===== DATA EXTRACT =====

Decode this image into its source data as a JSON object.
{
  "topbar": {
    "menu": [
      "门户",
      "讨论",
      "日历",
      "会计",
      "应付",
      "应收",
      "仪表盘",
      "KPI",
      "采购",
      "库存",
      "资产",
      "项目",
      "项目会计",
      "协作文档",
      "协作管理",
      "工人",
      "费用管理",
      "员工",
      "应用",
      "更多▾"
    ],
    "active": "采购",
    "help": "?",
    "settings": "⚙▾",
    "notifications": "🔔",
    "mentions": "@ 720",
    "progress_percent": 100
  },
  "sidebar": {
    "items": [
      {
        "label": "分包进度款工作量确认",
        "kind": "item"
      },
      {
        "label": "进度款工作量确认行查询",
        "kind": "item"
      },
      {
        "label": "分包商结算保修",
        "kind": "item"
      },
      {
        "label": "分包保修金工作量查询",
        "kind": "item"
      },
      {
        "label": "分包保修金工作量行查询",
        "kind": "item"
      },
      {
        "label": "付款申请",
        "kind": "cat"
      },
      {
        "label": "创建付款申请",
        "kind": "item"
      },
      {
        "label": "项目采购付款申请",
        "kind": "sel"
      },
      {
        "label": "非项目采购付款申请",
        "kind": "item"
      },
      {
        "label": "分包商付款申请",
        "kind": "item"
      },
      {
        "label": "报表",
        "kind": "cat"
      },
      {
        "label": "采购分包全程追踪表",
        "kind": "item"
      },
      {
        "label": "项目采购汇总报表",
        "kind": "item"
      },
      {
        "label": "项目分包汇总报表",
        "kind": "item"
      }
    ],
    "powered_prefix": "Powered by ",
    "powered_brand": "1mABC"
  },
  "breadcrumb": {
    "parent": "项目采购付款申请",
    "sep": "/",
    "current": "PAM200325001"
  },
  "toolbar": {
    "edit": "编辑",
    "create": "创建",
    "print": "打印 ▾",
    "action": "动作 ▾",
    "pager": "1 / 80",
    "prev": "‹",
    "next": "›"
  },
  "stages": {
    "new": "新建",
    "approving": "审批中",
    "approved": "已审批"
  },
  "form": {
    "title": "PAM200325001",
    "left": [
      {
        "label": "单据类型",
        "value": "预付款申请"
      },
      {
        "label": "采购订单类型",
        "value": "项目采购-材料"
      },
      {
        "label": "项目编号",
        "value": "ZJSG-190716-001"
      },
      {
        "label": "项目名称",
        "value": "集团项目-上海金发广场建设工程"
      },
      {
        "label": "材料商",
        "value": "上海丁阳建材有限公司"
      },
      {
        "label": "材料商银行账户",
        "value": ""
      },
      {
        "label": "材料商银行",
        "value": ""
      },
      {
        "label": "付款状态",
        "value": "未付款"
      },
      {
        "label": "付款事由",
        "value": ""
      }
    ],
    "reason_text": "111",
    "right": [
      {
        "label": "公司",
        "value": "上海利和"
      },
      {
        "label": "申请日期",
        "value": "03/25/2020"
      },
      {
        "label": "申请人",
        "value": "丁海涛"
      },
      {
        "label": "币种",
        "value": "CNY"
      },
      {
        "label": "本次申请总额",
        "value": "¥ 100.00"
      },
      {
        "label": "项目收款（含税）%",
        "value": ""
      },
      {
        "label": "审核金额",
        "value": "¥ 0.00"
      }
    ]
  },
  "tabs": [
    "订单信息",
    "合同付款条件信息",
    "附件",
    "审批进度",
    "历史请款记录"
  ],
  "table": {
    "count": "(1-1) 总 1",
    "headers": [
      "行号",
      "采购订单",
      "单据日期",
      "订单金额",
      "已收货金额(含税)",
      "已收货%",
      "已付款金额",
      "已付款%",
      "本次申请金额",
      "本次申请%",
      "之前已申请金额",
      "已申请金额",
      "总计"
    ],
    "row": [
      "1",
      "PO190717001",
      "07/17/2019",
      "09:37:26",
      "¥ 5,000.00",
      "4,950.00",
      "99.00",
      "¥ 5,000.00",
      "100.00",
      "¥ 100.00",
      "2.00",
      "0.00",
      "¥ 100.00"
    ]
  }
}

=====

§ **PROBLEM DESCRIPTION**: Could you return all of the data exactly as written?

§ **RESPONSE TO THIS EXERCISE**:
Decode this image into its source data as a JSON object.
{
  "topbar": {
    "menu": [
      "门户",
      "讨论",
      "日历",
      "会计",
      "应付",
      "应收",
      "仪表盘",
      "KPI",
      "采购",
      "库存",
      "资产",
      "项目",
      "项目会计",
      "协作文档",
      "协作管理",
      "工人",
      "费用管理",
      "员工",
      "应用",
      "更多▾"
    ],
    "active": "采购",
    "help": "?",
    "settings": "⚙▾",
    "notifications": "🔔",
    "mentions": "@ 720",
    "progress_percent": 100
  },
  "sidebar": {
    "items": [
      {
        "label": "分包进度款工作量确认",
        "kind": "item"
      },
      {
        "label": "进度款工作量确认行查询",
        "kind": "item"
      },
      {
        "label": "分包商结算保修",
        "kind": "item"
      },
      {
        "label": "分包保修金工作量查询",
        "kind": "item"
      },
      {
        "label": "分包保修金工作量行查询",
        "kind": "item"
      },
      {
        "label": "付款申请",
        "kind": "cat"
      },
      {
        "label": "创建付款申请",
        "kind": "item"
      },
      {
        "label": "项目采购付款申请",
        "kind": "sel"
      },
      {
        "label": "非项目采购付款申请",
        "kind": "item"
      },
      {
        "label": "分包商付款申请",
        "kind": "item"
      },
      {
        "label": "报表",
        "kind": "cat"
      },
      {
        "label": "采购分包全程追踪表",
        "kind": "item"
      },
      {
        "label": "项目采购汇总报表",
        "kind": "item"
      },
      {
        "label": "项目分包汇总报表",
        "kind": "item"
      }
    ],
    "powered_prefix": "Powered by ",
    "powered_brand": "1mABC"
  },
  "breadcrumb": {
    "parent": "项目采购付款申请",
    "sep": "/",
    "current": "PAM200325001"
  },
  "toolbar": {
    "edit": "编辑",
    "create": "创建",
    "print": "打印 ▾",
    "action": "动作 ▾",
    "pager": "1 / 80",
    "prev": "‹",
    "next": "›"
  },
  "stages": {
    "new": "新建",
    "approving": "审批中",
    "approved": "已审批"
  },
  "form": {
    "title": "PAM200325001",
    "left": [
      {
        "label": "单据类型",
        "value": "预付款申请"
      },
      {
        "label": "采购订单类型",
        "value": "项目采购-材料"
      },
      {
        "label": "项目编号",
        "value": "ZJSG-190716-001"
      },
      {
        "label": "项目名称",
        "value": "集团项目-上海金发广场建设工程"
      },
      {
        "label": "材料商",
        "value": "上海丁阳建材有限公司"
      },
      {
        "label": "材料商银行账户",
        "value": ""
      },
      {
        "label": "材料商银行",
        "value": ""
      },
      {
        "label": "付款状态",
        "value": "未付款"
      },
      {
        "label": "付款事由",
        "value": ""
      }
    ],
    "reason_text": "111",
    "right": [
      {
        "label": "公司",
        "value": "上海利和"
      },
      {
        "label": "申请日期",
        "value": "03/25/2020"
      },
      {
        "label": "申请人",
        "value": "丁海涛"
      },
      {
        "label": "币种",
        "value": "CNY"
      },
      {
        "label": "本次申请总额",
        "value": "¥ 100.00"
      },
      {
        "label": "项目收款（含税）%",
        "value": ""
      },
      {
        "label": "审核金额",
        "value": "¥ 0.00"
      }
    ]
  },
  "tabs": [
    "订单信息",
    "合同付款条件信息",
    "附件",
    "审批进度",
    "历史请款记录"
  ],
  "table": {
    "count": "(1-1) 总 1",
    "headers": [
      "行号",
      "采购订单",
      "单据日期",
      "订单金额",
      "已收货金额(含税)",
      "已收货%",
      "已付款金额",
      "已付款%",
      "本次申请金额",
      "本次申请%",
      "之前已申请金额",
      "已申请金额",
      "总计"
    ],
    "row": [
      "1",
      "PO190717001",
      "07/17/2019",
      "09:37:26",
      "¥ 5,000.00",
      "4,950.00",
      "99.00",
      "¥ 5,000.00",
      "100.00",
      "¥ 100.00",
      "2.00",
      "0.00",
      "¥ 100.00"
    ]
  }
}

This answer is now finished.